| Items listed in a dataset |
—————

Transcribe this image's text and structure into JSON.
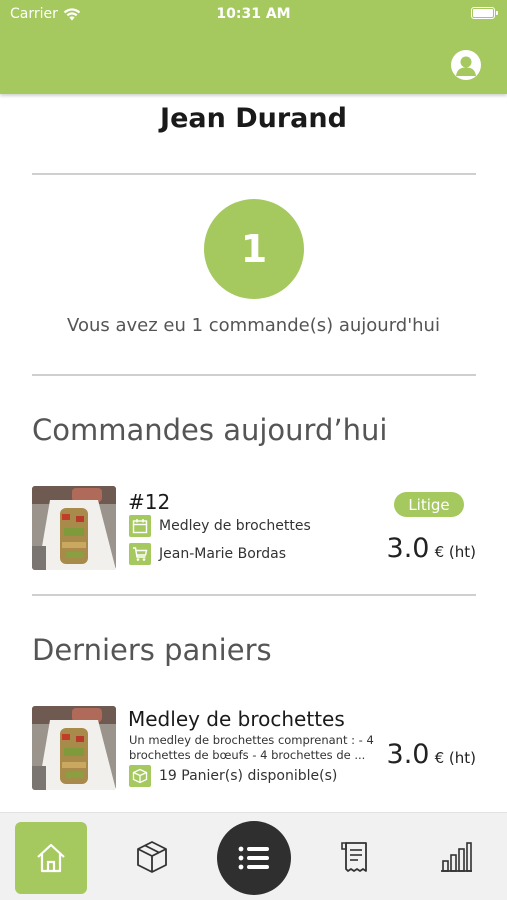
{
  "status_bar": {
    "carrier": "Carrier",
    "time": "10:31 AM"
  },
  "header": {
    "profile_icon": "user-avatar-icon",
    "accent_color": "#a5c95f"
  },
  "user": {
    "name": "Jean Durand"
  },
  "summary": {
    "count": "1",
    "text": "Vous avez eu 1 commande(s) aujourd'hui"
  },
  "orders_section": {
    "title": "Commandes aujourd’hui",
    "orders": [
      {
        "number": "#12",
        "product": "Medley de brochettes",
        "customer": "Jean-Marie Bordas",
        "status": "Litige",
        "price": "3.0",
        "price_unit": "€ (ht)"
      }
    ]
  },
  "baskets_section": {
    "title": "Derniers paniers",
    "baskets": [
      {
        "title": "Medley de brochettes",
        "description": "Un medley de brochettes comprenant : - 4 brochettes de bœufs - 4 brochettes de ...",
        "availability": "19 Panier(s) disponible(s)",
        "price": "3.0",
        "price_unit": "€ (ht)"
      }
    ]
  },
  "tabbar": {
    "items": [
      {
        "icon": "home-icon",
        "active": true
      },
      {
        "icon": "box-icon",
        "active": false
      },
      {
        "icon": "list-icon",
        "active": false
      },
      {
        "icon": "receipt-icon",
        "active": false
      },
      {
        "icon": "bar-chart-icon",
        "active": false
      }
    ]
  }
}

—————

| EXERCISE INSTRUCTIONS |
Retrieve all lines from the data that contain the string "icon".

| EXERCISE ANSWER |
    "profile_icon": "user-avatar-icon",
        "icon": "home-icon",
        "icon": "box-icon",
        "icon": "list-icon",
        "icon": "receipt-icon",
        "icon": "bar-chart-icon",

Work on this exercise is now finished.